Stiles struck up a close friendship with Rabbi Haim Isaac Carigal during the latter’s six-month residence in Newport in 1773. Stiles’ records note 28 meetings to discuss a wide variety of topics from Kabbalah to the politics of the Holy Land. Stiles improved his rudimentary knowledge of Hebrew, to the point where he and Carigal corresponded by mail in the language.
Stiles’ knowledge of Hebrew also enabled him to translate large portions of the Hebrew Old Testament into English. Stiles believed, as did many Christian scholars of the time, that facility with the text in its original language was advantageous for proper interpretation.
With arrival of British troops in Newport in late 1776, Stiles left Newport. He became pastor of the Congregational Church at Portsmouth, New Hampshire, in 1777.
In 1778, he was appointed president of Yale, a post he held until his death. Stiles freed Newport on June 9 as he prepared to move to New Haven; he would in 1782 hire his former slave for $20 a year and the indenturing of Newport’s two-year-old son until age 24.As president of Yale, Stiles became its first professor of Semitics, and required all students to study Hebrew (as Harvard students already did); his first commencement address in September 1781 (no ceremonies having been held during the American Revolutionary War) was delivered in Hebrew, Aramaic, and Arabic. By 1790, however, he was forced to face failure in instilling an interest in the language in the student body, writing
> “From my first accession to the Presidency … I have obliged all the Freshmen to study Hebrew. This has proved very disagreeable to a Number of the Students. This year I have determined to instruct only those who offer themselves voluntarily.”
The valedictorians of 1785 and 1792, however, did deliver their speeches in Hebrew.
Stiles was an amateur scientist who corresponded with Thomas Jefferson and Benjamin Franklin about scientific discoveries. Using equipment donated to the college by Franklin, Stiles conducted the first electrical experiments in New England.
His book The United States elevated to Glory and Honor was printed in 1783.
===Legacy at Yale===
Yale’s legacy from this interest of Stiles’ includes a portrait of Carigal by artist Samuel King. The idea that the Hebrew words “Urim” and “Thummim” (אורים ותמים) on the Yale seal are there because of Ezra Stiles is a false myth. Indeed the Hebrew on the Yale seal appears on Stiles’ own Master’s degree diploma from Yale in 1749, decades before he became president of Yale College.
In 1961, Yale named a new residential college in his honor: Ezra Stiles College, noted for its Eero Saarinen design, particularly the building’s lack of right angles between walls. The college’s mascot is the moose, inspired by the installation in the dining hall of a stuffed moose head in honor of former college master and Yale president A. Bartlett Giamatti. Adjacent to Ezra Stiles College is its near architectural twin, Morse College, named for Samuel F.B. Morse.
Stiles married twice (Elizabeth Hubbard and Mary Checkley Cranston) and had eight children.
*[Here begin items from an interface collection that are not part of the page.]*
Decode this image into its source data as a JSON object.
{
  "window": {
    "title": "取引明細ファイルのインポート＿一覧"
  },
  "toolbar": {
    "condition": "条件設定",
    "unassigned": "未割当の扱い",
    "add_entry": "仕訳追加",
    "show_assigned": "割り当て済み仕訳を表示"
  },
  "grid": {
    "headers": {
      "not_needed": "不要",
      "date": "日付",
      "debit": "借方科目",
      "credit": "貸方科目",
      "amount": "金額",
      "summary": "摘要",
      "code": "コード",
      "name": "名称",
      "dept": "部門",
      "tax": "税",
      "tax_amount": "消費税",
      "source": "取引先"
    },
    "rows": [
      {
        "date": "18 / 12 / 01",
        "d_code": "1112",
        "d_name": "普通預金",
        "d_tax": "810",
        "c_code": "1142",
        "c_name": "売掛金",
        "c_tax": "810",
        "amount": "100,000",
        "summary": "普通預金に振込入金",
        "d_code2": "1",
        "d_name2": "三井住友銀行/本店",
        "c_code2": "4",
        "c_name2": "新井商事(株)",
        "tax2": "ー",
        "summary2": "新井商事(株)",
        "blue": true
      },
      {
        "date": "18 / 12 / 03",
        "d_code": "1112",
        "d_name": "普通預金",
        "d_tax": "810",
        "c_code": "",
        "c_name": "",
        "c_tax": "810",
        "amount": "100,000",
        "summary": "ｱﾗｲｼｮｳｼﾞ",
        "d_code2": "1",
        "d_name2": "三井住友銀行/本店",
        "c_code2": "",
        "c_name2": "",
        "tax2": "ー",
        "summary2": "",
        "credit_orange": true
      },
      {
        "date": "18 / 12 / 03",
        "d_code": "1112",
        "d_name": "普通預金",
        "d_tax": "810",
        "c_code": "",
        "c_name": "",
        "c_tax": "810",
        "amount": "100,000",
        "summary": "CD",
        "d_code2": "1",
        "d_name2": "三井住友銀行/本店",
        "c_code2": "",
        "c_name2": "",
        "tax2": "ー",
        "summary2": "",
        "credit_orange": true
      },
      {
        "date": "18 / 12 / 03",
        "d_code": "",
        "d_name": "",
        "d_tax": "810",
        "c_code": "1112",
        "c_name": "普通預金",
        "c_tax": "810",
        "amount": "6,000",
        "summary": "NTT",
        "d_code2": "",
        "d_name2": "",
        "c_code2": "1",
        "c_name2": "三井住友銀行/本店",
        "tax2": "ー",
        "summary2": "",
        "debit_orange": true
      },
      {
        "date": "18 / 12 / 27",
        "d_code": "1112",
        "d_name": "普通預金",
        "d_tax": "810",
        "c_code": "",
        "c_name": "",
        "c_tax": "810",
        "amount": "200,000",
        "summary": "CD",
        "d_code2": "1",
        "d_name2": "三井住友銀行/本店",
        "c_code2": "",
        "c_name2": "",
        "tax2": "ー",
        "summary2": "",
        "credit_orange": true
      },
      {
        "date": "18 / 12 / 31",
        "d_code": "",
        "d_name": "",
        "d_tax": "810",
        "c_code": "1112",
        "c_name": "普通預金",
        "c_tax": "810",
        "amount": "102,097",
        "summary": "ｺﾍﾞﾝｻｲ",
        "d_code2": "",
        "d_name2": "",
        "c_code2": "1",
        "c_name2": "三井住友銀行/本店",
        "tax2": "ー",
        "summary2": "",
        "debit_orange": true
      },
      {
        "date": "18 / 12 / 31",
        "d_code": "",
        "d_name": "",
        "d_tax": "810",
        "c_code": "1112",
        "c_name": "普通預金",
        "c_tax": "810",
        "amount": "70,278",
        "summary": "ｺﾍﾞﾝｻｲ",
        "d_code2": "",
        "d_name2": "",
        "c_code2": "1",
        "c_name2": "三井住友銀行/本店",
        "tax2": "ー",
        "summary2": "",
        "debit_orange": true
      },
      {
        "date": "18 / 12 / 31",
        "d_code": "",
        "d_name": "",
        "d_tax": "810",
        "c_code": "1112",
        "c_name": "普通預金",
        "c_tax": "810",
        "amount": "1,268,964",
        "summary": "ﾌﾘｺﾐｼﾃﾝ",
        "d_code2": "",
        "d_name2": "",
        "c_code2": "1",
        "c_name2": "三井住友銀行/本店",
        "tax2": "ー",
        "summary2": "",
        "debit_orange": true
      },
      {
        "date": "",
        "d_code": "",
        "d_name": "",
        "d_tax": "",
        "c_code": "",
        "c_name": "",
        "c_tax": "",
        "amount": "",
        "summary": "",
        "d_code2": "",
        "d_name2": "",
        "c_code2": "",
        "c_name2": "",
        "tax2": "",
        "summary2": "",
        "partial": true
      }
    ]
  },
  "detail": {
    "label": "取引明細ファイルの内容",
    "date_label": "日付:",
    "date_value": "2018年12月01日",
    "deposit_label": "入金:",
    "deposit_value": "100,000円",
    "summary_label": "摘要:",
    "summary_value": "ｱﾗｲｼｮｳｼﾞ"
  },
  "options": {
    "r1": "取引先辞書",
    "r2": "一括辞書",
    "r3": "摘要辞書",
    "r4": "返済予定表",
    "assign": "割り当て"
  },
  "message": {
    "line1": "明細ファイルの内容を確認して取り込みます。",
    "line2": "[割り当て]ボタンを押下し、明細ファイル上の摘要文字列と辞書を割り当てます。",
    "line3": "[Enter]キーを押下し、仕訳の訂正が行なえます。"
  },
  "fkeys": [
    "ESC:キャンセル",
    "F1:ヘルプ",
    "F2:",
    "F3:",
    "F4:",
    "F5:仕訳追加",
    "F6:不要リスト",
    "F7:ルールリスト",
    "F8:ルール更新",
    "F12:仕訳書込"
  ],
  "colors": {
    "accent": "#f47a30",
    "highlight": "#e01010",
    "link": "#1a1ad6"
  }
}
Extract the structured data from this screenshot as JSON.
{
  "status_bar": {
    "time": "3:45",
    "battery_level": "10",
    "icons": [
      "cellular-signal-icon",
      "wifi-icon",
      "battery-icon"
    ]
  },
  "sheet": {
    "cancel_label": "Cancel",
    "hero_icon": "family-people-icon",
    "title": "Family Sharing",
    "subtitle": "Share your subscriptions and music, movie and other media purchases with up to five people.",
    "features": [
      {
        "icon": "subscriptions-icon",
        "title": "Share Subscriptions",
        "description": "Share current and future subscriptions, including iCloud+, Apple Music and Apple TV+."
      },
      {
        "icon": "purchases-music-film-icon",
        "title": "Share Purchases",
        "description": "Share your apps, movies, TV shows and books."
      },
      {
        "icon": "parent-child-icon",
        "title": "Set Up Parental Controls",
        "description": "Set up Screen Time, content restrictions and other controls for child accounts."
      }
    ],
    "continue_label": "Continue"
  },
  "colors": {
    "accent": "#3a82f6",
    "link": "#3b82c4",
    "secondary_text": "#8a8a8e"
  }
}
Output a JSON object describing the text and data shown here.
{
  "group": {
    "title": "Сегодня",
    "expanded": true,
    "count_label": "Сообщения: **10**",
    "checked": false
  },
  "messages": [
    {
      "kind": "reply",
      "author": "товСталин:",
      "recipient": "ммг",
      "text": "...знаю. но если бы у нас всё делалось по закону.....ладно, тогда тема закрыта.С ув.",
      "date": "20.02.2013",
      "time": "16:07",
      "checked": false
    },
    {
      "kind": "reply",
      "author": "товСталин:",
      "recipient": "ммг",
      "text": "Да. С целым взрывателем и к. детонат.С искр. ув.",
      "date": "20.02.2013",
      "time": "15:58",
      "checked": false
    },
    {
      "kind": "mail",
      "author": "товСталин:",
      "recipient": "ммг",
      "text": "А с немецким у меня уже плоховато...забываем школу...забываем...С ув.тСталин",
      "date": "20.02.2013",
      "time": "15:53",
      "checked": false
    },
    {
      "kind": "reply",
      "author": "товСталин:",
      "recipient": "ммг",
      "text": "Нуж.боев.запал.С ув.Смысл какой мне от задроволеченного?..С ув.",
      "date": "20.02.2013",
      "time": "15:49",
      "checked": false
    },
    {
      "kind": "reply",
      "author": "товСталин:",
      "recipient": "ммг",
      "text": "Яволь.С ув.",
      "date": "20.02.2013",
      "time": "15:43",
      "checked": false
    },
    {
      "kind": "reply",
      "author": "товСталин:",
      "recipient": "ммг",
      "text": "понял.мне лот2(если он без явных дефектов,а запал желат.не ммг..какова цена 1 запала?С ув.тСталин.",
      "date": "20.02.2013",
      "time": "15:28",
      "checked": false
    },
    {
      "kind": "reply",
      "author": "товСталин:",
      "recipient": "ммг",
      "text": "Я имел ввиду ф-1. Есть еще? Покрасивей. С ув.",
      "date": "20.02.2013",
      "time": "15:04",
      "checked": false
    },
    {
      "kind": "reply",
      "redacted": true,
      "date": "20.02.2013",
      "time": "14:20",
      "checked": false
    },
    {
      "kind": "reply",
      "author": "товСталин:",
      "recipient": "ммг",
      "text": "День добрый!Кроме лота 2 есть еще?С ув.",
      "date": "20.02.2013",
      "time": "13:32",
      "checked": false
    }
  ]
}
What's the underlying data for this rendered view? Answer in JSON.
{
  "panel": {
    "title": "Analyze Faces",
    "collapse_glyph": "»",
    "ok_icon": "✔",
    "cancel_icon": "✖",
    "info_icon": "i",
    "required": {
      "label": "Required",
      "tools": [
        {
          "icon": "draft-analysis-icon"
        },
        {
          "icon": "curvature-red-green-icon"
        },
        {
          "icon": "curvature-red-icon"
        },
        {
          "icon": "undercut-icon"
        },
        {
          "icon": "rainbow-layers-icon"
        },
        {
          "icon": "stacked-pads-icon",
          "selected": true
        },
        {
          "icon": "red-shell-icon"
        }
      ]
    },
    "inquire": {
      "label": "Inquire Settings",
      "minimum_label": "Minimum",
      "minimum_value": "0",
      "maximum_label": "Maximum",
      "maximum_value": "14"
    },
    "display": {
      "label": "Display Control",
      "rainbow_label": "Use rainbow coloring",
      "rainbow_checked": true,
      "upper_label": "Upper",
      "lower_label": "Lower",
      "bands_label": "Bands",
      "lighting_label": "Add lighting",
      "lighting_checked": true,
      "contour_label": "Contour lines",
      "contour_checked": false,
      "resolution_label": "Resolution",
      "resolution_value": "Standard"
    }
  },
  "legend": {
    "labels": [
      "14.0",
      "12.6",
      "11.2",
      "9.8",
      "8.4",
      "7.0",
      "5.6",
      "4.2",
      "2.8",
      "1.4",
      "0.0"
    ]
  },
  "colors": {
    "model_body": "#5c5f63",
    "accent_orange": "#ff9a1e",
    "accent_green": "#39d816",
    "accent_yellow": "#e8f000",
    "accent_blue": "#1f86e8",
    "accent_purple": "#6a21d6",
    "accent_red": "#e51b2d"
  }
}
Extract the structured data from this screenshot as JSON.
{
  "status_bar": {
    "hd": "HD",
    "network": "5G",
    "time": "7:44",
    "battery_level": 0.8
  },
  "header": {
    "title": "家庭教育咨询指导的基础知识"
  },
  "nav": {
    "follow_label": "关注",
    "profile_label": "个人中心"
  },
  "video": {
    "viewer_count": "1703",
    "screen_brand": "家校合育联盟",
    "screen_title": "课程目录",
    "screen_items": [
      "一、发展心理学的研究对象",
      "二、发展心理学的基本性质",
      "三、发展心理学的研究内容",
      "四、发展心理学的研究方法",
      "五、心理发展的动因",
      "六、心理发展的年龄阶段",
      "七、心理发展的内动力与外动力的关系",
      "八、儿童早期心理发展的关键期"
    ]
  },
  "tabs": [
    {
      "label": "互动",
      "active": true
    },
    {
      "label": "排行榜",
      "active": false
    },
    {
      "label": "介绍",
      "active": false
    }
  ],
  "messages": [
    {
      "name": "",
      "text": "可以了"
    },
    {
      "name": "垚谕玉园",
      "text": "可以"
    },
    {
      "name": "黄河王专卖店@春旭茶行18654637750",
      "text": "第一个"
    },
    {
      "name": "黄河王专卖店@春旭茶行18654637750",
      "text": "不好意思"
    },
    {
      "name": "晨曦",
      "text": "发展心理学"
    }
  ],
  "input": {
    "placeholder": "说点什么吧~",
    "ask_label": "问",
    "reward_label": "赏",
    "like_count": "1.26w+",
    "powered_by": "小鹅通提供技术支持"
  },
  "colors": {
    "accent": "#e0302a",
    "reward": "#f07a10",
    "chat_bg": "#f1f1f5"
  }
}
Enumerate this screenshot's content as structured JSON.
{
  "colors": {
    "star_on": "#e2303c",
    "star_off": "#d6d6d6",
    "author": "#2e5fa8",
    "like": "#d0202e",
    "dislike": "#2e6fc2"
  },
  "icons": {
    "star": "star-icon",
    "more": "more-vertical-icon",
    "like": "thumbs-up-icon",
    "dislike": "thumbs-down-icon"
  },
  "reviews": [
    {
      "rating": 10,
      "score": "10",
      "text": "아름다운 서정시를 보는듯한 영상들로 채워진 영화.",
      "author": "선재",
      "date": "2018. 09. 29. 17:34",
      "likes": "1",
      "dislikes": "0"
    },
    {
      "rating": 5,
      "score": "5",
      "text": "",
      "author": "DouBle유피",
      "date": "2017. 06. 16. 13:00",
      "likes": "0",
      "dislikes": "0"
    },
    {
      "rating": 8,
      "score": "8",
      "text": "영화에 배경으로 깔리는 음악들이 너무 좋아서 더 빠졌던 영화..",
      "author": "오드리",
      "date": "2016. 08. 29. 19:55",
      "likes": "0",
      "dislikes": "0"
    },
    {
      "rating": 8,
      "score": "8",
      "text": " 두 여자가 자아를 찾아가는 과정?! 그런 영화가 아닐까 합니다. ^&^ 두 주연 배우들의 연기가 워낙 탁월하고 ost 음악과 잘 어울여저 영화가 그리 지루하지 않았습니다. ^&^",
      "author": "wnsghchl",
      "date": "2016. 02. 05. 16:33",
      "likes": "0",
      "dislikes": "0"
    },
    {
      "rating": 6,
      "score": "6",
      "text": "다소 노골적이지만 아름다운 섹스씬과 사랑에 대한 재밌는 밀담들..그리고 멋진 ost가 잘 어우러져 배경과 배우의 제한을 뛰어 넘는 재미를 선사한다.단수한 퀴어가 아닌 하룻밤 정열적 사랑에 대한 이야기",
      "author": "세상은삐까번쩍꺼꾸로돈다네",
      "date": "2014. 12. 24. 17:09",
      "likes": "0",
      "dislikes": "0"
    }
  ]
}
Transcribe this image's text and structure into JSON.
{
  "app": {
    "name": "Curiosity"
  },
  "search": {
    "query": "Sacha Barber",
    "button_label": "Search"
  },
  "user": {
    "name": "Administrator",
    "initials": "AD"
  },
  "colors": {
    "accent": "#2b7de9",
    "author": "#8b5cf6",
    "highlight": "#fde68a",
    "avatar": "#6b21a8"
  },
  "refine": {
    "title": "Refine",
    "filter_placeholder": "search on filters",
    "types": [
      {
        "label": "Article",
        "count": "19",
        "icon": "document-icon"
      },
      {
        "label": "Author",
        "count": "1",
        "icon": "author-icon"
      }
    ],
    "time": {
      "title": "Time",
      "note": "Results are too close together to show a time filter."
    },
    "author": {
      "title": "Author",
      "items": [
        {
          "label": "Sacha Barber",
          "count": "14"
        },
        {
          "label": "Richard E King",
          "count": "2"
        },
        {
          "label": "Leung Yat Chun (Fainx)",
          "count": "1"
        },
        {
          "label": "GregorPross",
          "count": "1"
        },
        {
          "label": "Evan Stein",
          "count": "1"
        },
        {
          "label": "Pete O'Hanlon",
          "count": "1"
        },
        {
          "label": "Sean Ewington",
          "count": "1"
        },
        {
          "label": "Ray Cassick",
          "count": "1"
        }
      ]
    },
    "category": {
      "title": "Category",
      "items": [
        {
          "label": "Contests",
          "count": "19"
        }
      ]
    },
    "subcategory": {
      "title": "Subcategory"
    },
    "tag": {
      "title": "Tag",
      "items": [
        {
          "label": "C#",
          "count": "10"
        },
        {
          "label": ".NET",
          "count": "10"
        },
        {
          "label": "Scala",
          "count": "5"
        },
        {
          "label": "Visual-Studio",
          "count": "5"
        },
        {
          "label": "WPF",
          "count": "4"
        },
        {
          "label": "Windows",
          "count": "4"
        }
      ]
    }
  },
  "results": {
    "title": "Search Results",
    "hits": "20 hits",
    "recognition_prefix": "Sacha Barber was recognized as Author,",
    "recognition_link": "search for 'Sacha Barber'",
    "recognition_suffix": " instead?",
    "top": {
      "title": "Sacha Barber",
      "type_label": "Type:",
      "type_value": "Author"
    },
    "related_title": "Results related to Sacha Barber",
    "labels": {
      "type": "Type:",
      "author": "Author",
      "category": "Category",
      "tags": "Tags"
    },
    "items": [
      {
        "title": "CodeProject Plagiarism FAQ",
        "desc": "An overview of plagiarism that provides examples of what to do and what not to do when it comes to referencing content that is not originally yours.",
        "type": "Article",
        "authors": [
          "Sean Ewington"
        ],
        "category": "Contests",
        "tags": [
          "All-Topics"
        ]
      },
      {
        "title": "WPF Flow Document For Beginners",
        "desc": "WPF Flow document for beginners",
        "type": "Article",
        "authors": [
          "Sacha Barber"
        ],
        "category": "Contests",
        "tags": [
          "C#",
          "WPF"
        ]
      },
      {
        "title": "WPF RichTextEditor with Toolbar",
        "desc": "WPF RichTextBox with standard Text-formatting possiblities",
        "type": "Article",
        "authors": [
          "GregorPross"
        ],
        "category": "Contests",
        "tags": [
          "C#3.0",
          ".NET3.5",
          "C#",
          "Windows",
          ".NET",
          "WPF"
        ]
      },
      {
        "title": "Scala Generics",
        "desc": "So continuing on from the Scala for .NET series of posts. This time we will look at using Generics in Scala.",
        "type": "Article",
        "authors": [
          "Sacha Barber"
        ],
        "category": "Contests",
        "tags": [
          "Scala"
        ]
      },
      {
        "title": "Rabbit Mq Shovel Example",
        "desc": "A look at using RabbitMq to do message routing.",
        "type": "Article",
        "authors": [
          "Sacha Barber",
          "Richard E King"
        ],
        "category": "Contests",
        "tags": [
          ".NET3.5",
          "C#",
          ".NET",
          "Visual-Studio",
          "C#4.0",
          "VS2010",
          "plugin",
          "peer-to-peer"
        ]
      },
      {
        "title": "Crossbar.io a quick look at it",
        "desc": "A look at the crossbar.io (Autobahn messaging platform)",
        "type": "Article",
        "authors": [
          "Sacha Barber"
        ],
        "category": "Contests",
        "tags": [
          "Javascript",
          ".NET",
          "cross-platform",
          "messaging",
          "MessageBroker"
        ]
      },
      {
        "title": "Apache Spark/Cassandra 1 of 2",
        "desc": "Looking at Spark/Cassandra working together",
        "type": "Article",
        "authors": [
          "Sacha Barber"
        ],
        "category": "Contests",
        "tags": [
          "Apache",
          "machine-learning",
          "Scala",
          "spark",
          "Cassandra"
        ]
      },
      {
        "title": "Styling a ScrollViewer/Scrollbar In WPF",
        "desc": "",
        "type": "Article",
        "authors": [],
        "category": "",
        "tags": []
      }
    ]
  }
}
Stiles’ son Ezra Stiles, Esq., was educated first at Yale College, then at Harvard College, where he studied law, graduating in 1778. Ezra Stiles Jr. subsequently settled in Vermont, and served to establish the boundaries between Vermont and New Hampshire. He died prematurely at Chowan County, North Carolina, on Aug. 22, 1784, and his two daughters by his wife Sylvia (Avery) Stiles of Vermont (and formerly of Norwich, Connecticut) had their uncle Jonathan Leavitt appointed their guardian.
His daughter Emilia married Judge and State Senator Jonathan Leavitt of Greenfield, Massachusetts. His daughter Mary married, in 1790, Abiel Holmes, a Congregational clergyman and historian and a 1783 graduate of Yale College. By the second marriage to Sarah Wendell, Abiel was the father of Oliver Wendell Holmes, Sr.